___ Extracted information

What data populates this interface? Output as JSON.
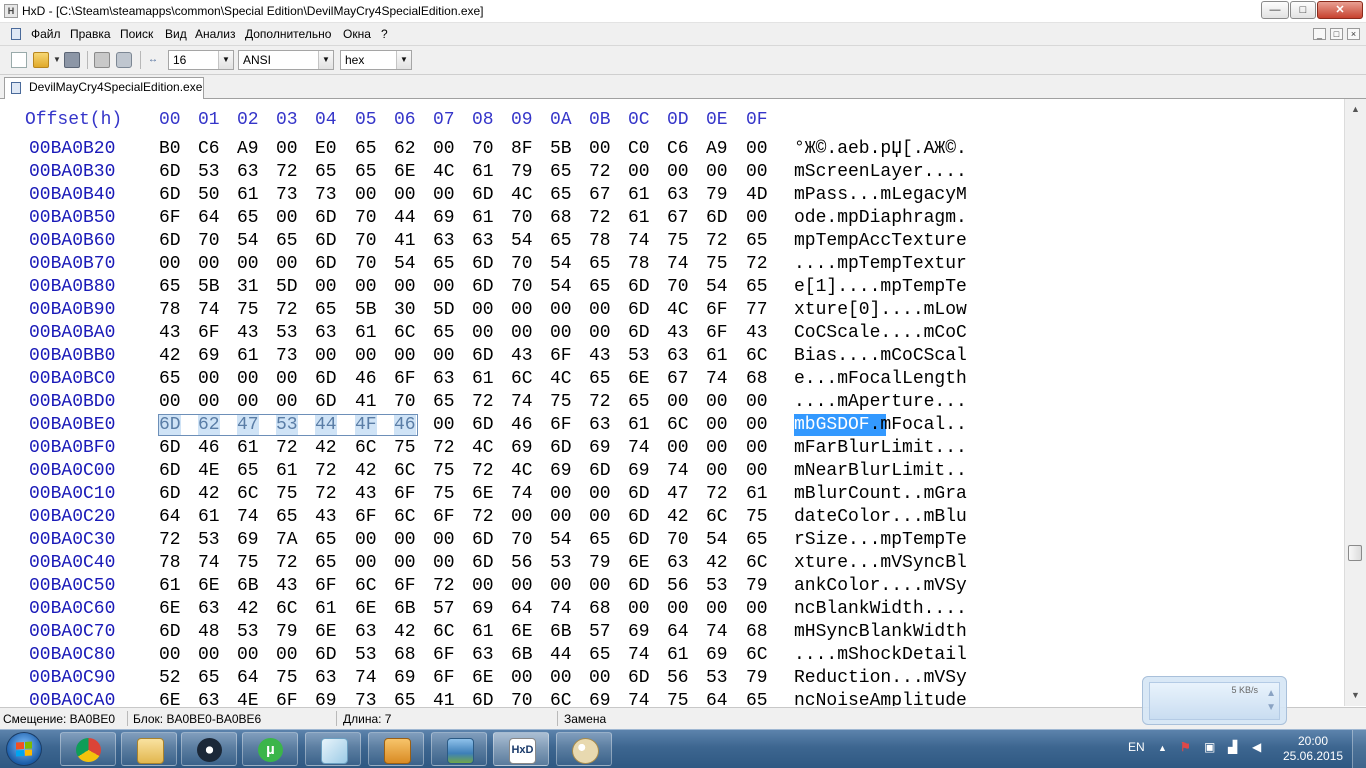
{
  "window": {
    "title": "HxD - [C:\\Steam\\steamapps\\common\\Special Edition\\DevilMayCry4SpecialEdition.exe]",
    "app_icon_text": "HxD",
    "minimize": "—",
    "maximize": "□",
    "close": "✕"
  },
  "menu": {
    "items": [
      "Файл",
      "Правка",
      "Поиск",
      "Вид",
      "Анализ",
      "Дополнительно",
      "Окна",
      "?"
    ],
    "mdi_controls": [
      "_",
      "□",
      "×"
    ]
  },
  "toolbar": {
    "bytes_per_row": "16",
    "charset": "ANSI",
    "display_mode": "hex",
    "icons": [
      "new-file-icon",
      "open-file-icon",
      "save-icon",
      "print-icon",
      "properties-icon",
      "columns-width-icon"
    ]
  },
  "tabs": [
    {
      "label": "DevilMayCry4SpecialEdition.exe"
    }
  ],
  "hex_view": {
    "offset_header": "Offset(h)",
    "column_headers": [
      "00",
      "01",
      "02",
      "03",
      "04",
      "05",
      "06",
      "07",
      "08",
      "09",
      "0A",
      "0B",
      "0C",
      "0D",
      "0E",
      "0F"
    ],
    "selected_row": 12,
    "selected_first_byte": 0,
    "selected_last_byte": 6,
    "rows": [
      {
        "offset": "00BA0B20",
        "bytes": [
          "B0",
          "C6",
          "A9",
          "00",
          "E0",
          "65",
          "62",
          "00",
          "70",
          "8F",
          "5B",
          "00",
          "C0",
          "C6",
          "A9",
          "00"
        ],
        "ascii": "°Ж©.aeb.pЏ[.AЖ©."
      },
      {
        "offset": "00BA0B30",
        "bytes": [
          "6D",
          "53",
          "63",
          "72",
          "65",
          "65",
          "6E",
          "4C",
          "61",
          "79",
          "65",
          "72",
          "00",
          "00",
          "00",
          "00"
        ],
        "ascii": "mScreenLayer...."
      },
      {
        "offset": "00BA0B40",
        "bytes": [
          "6D",
          "50",
          "61",
          "73",
          "73",
          "00",
          "00",
          "00",
          "6D",
          "4C",
          "65",
          "67",
          "61",
          "63",
          "79",
          "4D"
        ],
        "ascii": "mPass...mLegacyM"
      },
      {
        "offset": "00BA0B50",
        "bytes": [
          "6F",
          "64",
          "65",
          "00",
          "6D",
          "70",
          "44",
          "69",
          "61",
          "70",
          "68",
          "72",
          "61",
          "67",
          "6D",
          "00"
        ],
        "ascii": "ode.mpDiaphragm."
      },
      {
        "offset": "00BA0B60",
        "bytes": [
          "6D",
          "70",
          "54",
          "65",
          "6D",
          "70",
          "41",
          "63",
          "63",
          "54",
          "65",
          "78",
          "74",
          "75",
          "72",
          "65"
        ],
        "ascii": "mpTempAccTexture"
      },
      {
        "offset": "00BA0B70",
        "bytes": [
          "00",
          "00",
          "00",
          "00",
          "6D",
          "70",
          "54",
          "65",
          "6D",
          "70",
          "54",
          "65",
          "78",
          "74",
          "75",
          "72"
        ],
        "ascii": "....mpTempTextur"
      },
      {
        "offset": "00BA0B80",
        "bytes": [
          "65",
          "5B",
          "31",
          "5D",
          "00",
          "00",
          "00",
          "00",
          "6D",
          "70",
          "54",
          "65",
          "6D",
          "70",
          "54",
          "65"
        ],
        "ascii": "e[1]....mpTempTe"
      },
      {
        "offset": "00BA0B90",
        "bytes": [
          "78",
          "74",
          "75",
          "72",
          "65",
          "5B",
          "30",
          "5D",
          "00",
          "00",
          "00",
          "00",
          "6D",
          "4C",
          "6F",
          "77"
        ],
        "ascii": "xture[0]....mLow"
      },
      {
        "offset": "00BA0BA0",
        "bytes": [
          "43",
          "6F",
          "43",
          "53",
          "63",
          "61",
          "6C",
          "65",
          "00",
          "00",
          "00",
          "00",
          "6D",
          "43",
          "6F",
          "43"
        ],
        "ascii": "CoCScale....mCoC"
      },
      {
        "offset": "00BA0BB0",
        "bytes": [
          "42",
          "69",
          "61",
          "73",
          "00",
          "00",
          "00",
          "00",
          "6D",
          "43",
          "6F",
          "43",
          "53",
          "63",
          "61",
          "6C"
        ],
        "ascii": "Bias....mCoCScal"
      },
      {
        "offset": "00BA0BC0",
        "bytes": [
          "65",
          "00",
          "00",
          "00",
          "6D",
          "46",
          "6F",
          "63",
          "61",
          "6C",
          "4C",
          "65",
          "6E",
          "67",
          "74",
          "68"
        ],
        "ascii": "e...mFocalLength"
      },
      {
        "offset": "00BA0BD0",
        "bytes": [
          "00",
          "00",
          "00",
          "00",
          "6D",
          "41",
          "70",
          "65",
          "72",
          "74",
          "75",
          "72",
          "65",
          "00",
          "00",
          "00"
        ],
        "ascii": "....mAperture..."
      },
      {
        "offset": "00BA0BE0",
        "bytes": [
          "6D",
          "62",
          "47",
          "53",
          "44",
          "4F",
          "46",
          "00",
          "6D",
          "46",
          "6F",
          "63",
          "61",
          "6C",
          "00",
          "00"
        ],
        "ascii": "mbGSDOF.mFocal..",
        "ascii_selected": "mbGSDOF",
        "ascii_rest": ".mFocal.."
      },
      {
        "offset": "00BA0BF0",
        "bytes": [
          "6D",
          "46",
          "61",
          "72",
          "42",
          "6C",
          "75",
          "72",
          "4C",
          "69",
          "6D",
          "69",
          "74",
          "00",
          "00",
          "00"
        ],
        "ascii": "mFarBlurLimit..."
      },
      {
        "offset": "00BA0C00",
        "bytes": [
          "6D",
          "4E",
          "65",
          "61",
          "72",
          "42",
          "6C",
          "75",
          "72",
          "4C",
          "69",
          "6D",
          "69",
          "74",
          "00",
          "00"
        ],
        "ascii": "mNearBlurLimit.."
      },
      {
        "offset": "00BA0C10",
        "bytes": [
          "6D",
          "42",
          "6C",
          "75",
          "72",
          "43",
          "6F",
          "75",
          "6E",
          "74",
          "00",
          "00",
          "6D",
          "47",
          "72",
          "61"
        ],
        "ascii": "mBlurCount..mGra"
      },
      {
        "offset": "00BA0C20",
        "bytes": [
          "64",
          "61",
          "74",
          "65",
          "43",
          "6F",
          "6C",
          "6F",
          "72",
          "00",
          "00",
          "00",
          "6D",
          "42",
          "6C",
          "75"
        ],
        "ascii": "dateColor...mBlu"
      },
      {
        "offset": "00BA0C30",
        "bytes": [
          "72",
          "53",
          "69",
          "7A",
          "65",
          "00",
          "00",
          "00",
          "6D",
          "70",
          "54",
          "65",
          "6D",
          "70",
          "54",
          "65"
        ],
        "ascii": "rSize...mpTempTe"
      },
      {
        "offset": "00BA0C40",
        "bytes": [
          "78",
          "74",
          "75",
          "72",
          "65",
          "00",
          "00",
          "00",
          "6D",
          "56",
          "53",
          "79",
          "6E",
          "63",
          "42",
          "6C"
        ],
        "ascii": "xture...mVSyncBl"
      },
      {
        "offset": "00BA0C50",
        "bytes": [
          "61",
          "6E",
          "6B",
          "43",
          "6F",
          "6C",
          "6F",
          "72",
          "00",
          "00",
          "00",
          "00",
          "6D",
          "56",
          "53",
          "79"
        ],
        "ascii": "ankColor....mVSy"
      },
      {
        "offset": "00BA0C60",
        "bytes": [
          "6E",
          "63",
          "42",
          "6C",
          "61",
          "6E",
          "6B",
          "57",
          "69",
          "64",
          "74",
          "68",
          "00",
          "00",
          "00",
          "00"
        ],
        "ascii": "ncBlankWidth...."
      },
      {
        "offset": "00BA0C70",
        "bytes": [
          "6D",
          "48",
          "53",
          "79",
          "6E",
          "63",
          "42",
          "6C",
          "61",
          "6E",
          "6B",
          "57",
          "69",
          "64",
          "74",
          "68"
        ],
        "ascii": "mHSyncBlankWidth"
      },
      {
        "offset": "00BA0C80",
        "bytes": [
          "00",
          "00",
          "00",
          "00",
          "6D",
          "53",
          "68",
          "6F",
          "63",
          "6B",
          "44",
          "65",
          "74",
          "61",
          "69",
          "6C"
        ],
        "ascii": "....mShockDetail"
      },
      {
        "offset": "00BA0C90",
        "bytes": [
          "52",
          "65",
          "64",
          "75",
          "63",
          "74",
          "69",
          "6F",
          "6E",
          "00",
          "00",
          "00",
          "6D",
          "56",
          "53",
          "79"
        ],
        "ascii": "Reduction...mVSy"
      },
      {
        "offset": "00BA0CA0",
        "bytes": [
          "6E",
          "63",
          "4E",
          "6F",
          "69",
          "73",
          "65",
          "41",
          "6D",
          "70",
          "6C",
          "69",
          "74",
          "75",
          "64",
          "65"
        ],
        "ascii": "ncNoiseAmplitude"
      }
    ]
  },
  "status_bar": {
    "offset": "Смещение: BA0BE0",
    "block": "Блок: BA0BE0-BA0BE6",
    "length": "Длина: 7",
    "mode": "Замена"
  },
  "net_widget": {
    "speed": "5 KB/s"
  },
  "taskbar": {
    "apps": [
      "chrome-icon",
      "explorer-icon",
      "steam-icon",
      "utorrent-icon",
      "notepad-icon",
      "downloader-icon",
      "image-viewer-icon",
      "hxd-icon",
      "paint-icon"
    ],
    "language": "EN",
    "time": "20:00",
    "date": "25.06.2015"
  }
}
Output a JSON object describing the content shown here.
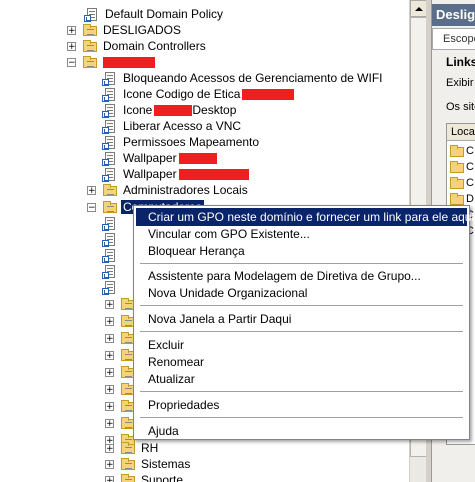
{
  "tree": {
    "items": [
      {
        "label": "Default Domain Policy",
        "icon": "gpo-link-icon",
        "expander": ""
      },
      {
        "label": "DESLIGADOS",
        "icon": "folder-icon",
        "expander": "+"
      },
      {
        "label": "Domain Controllers",
        "icon": "folder-icon",
        "expander": "+"
      },
      {
        "label": "",
        "icon": "folder-icon",
        "expander": "−",
        "redacted": true
      },
      {
        "label": "Bloqueando Acessos de Gerenciamento de WIFI",
        "icon": "gpo-link-icon"
      },
      {
        "label": "Icone Codigo de Etica",
        "icon": "gpo-link-icon"
      },
      {
        "label": "Icone",
        "label_suffix": "Desktop",
        "icon": "gpo-link-icon"
      },
      {
        "label": "Liberar Acesso a VNC",
        "icon": "gpo-link-icon"
      },
      {
        "label": "Permissoes Mapeamento",
        "icon": "gpo-link-icon"
      },
      {
        "label": "Wallpaper",
        "icon": "gpo-link-icon"
      },
      {
        "label": "Wallpaper",
        "icon": "gpo-link-icon"
      },
      {
        "label": "Administradores Locais",
        "icon": "folder-icon",
        "expander": "+"
      },
      {
        "label": "Computadores",
        "icon": "folder-icon",
        "expander": "−",
        "selected": true
      },
      {
        "label": "RH",
        "icon": "folder-icon",
        "expander": "+"
      },
      {
        "label": "Sistemas",
        "icon": "folder-icon",
        "expander": "+"
      },
      {
        "label": "Suporte",
        "icon": "folder-icon",
        "expander": "+"
      }
    ]
  },
  "right_pane": {
    "title": "Desligados",
    "scope_tab": "Escopo",
    "links_heading": "Links",
    "display_label": "Exibir links",
    "sites_label": "Os sites",
    "column_header": "Local",
    "rows": [
      "C",
      "C",
      "C",
      "D",
      "C",
      "C"
    ]
  },
  "context_menu": {
    "items": [
      {
        "label": "Criar um GPO neste domínio e fornecer um link para ele aqui...",
        "highlighted": true
      },
      {
        "label": "Vincular com GPO Existente..."
      },
      {
        "label": "Bloquear Herança"
      },
      {
        "sep": true
      },
      {
        "label": "Assistente para Modelagem de Diretiva de Grupo..."
      },
      {
        "label": "Nova Unidade Organizacional"
      },
      {
        "sep": true
      },
      {
        "label": "Nova Janela a Partir Daqui"
      },
      {
        "sep": true
      },
      {
        "label": "Excluir"
      },
      {
        "label": "Renomear"
      },
      {
        "label": "Atualizar"
      },
      {
        "sep": true
      },
      {
        "label": "Propriedades"
      },
      {
        "sep": true
      },
      {
        "label": "Ajuda"
      }
    ]
  },
  "colors": {
    "selection": "#0a246a",
    "redaction": "#f01e1e",
    "folder": "#f4d37a",
    "header": "#5a6e8c"
  }
}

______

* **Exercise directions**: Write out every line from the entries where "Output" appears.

* **Answer to this problem**:
What data populates this interface? Output as JSON.
Output a JSON object describing the content shown here.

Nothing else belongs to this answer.